Passenger-Miles of Travel
Estimated passenger-miles of travel (pmt) in the United States increased 24 percent between 1990 and 2000 (see box). Pmt totaled an estimated 4.7 trillion in 2000,1 about 17,000 miles for every man, woman, and child [2, 3].
Just over 85 percent of passenger travel in 2000 was made in personal vehicles (passenger cars and light trucks, including sport utility vehicles, pickups, and minivans) (figure 4). Most of the balance (11 percent) occurred by air. Passenger travel in light trucks accounted for a little under one-third of all pmt.
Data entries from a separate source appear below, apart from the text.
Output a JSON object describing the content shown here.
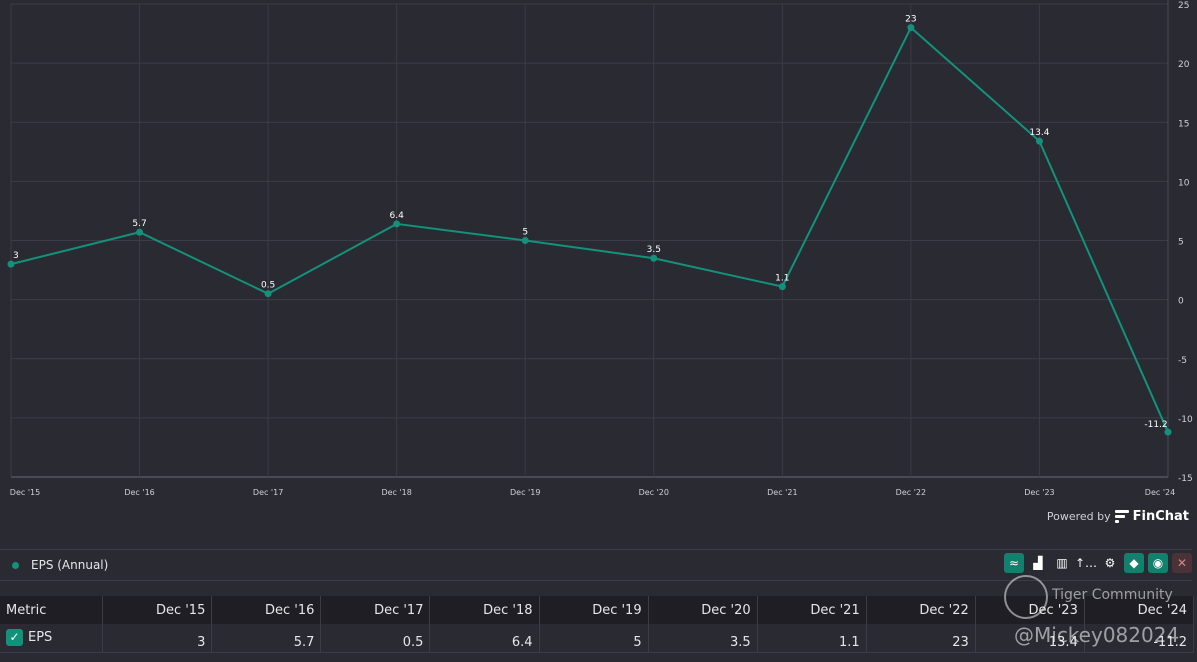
{
  "chart_data": {
    "type": "line",
    "title": "EPS (Annual)",
    "categories": [
      "Dec '15",
      "Dec '16",
      "Dec '17",
      "Dec '18",
      "Dec '19",
      "Dec '20",
      "Dec '21",
      "Dec '22",
      "Dec '23",
      "Dec '24"
    ],
    "series": [
      {
        "name": "EPS (Annual)",
        "values": [
          3,
          5.7,
          0.5,
          6.4,
          5,
          3.5,
          1.1,
          23,
          13.4,
          -11.2
        ]
      }
    ],
    "yticks": [
      25,
      20,
      15,
      10,
      5,
      0,
      -5,
      -10,
      -15
    ],
    "ylim": [
      -15,
      25
    ],
    "grid": true,
    "color": "#12927a"
  },
  "powered": {
    "prefix": "Powered by",
    "brand": "FinChat"
  },
  "legend": {
    "label": "EPS (Annual)"
  },
  "toolbar": [
    {
      "icon": "line-chart-icon",
      "glyph": "≈",
      "active": true
    },
    {
      "icon": "bar-chart-icon",
      "glyph": "▟",
      "active": false
    },
    {
      "icon": "stacked-bar-icon",
      "glyph": "▥",
      "active": false
    },
    {
      "icon": "sort-icon",
      "glyph": "↑…",
      "active": false
    },
    {
      "icon": "gear-icon",
      "glyph": "⚙",
      "active": false
    },
    {
      "icon": "tag-icon",
      "glyph": "◆",
      "active": true
    },
    {
      "icon": "eye-icon",
      "glyph": "◉",
      "active": true
    },
    {
      "icon": "close-icon",
      "glyph": "✕",
      "active": false
    }
  ],
  "table": {
    "header": "Metric",
    "columns": [
      "Dec '15",
      "Dec '16",
      "Dec '17",
      "Dec '18",
      "Dec '19",
      "Dec '20",
      "Dec '21",
      "Dec '22",
      "Dec '23",
      "Dec '24"
    ],
    "rows": [
      {
        "metric": "EPS",
        "values": [
          "3",
          "5.7",
          "0.5",
          "6.4",
          "5",
          "3.5",
          "1.1",
          "23",
          "13.4",
          "-11.2"
        ]
      }
    ]
  },
  "watermark": {
    "community": "Tiger Community",
    "user": "@Mickey082024"
  }
}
Transit, excluding bus transit, made up less than 1 percent of pmt in 2000; with transit bus included, it accounts for 4 percent.
Travel increased every year between 1990 and 2000 at an annual average rate of 2 percent . Pmt by air and by light truck grew the fastest over this period, at 4 percent per year on average (figure 5). Pmt by intercity train (Amtrak) declined, although there has been modest growth since 1996. Likewise, transit pmt has grown since the mid-1990s.
Passenger travel has increased during the 1990s for a variety of reasons. The resident population of the United States grew by nearly 33 million people over this period . Moreover, the economy also grew significantly. Gross Domestic Product (GDP) increased by 37 percent2 and GDP per capita grew 21 percent between 1990 and 2000 (figure 6) .
1. U.S. Department of Commerce, Bureau of Economic Analysis, National Income and Product Accounts, summary GDP table, available at http://www.bea.doc/bea/dn1.htm, as of May 2003.
2. U.S. Department of Commerce, U.S. Census Bureau, Statistical Abstract of the United States: 2002 (Washington, DC: 2003), for population data.
3. U.S. Department of Transportation, Bureau of Transportation Statistics, National Transportation Statistics 2002 (Washington, DC: 2003), table 1-34, also available at http://www.bts.gov/.
1 This calculation excludes travel in heavy trucks, by bicycle, by walking, and by boat (including recreational boat). Pmt in heavy trucks is excluded because such travel is assumed to be incidental to the hauling of freight, the main purpose of such travel. Bicycle, pedestrian, and boat travel are excluded because there are no national estimates available on an annual basis.
2 Calculation is based on chained 1996 dollars.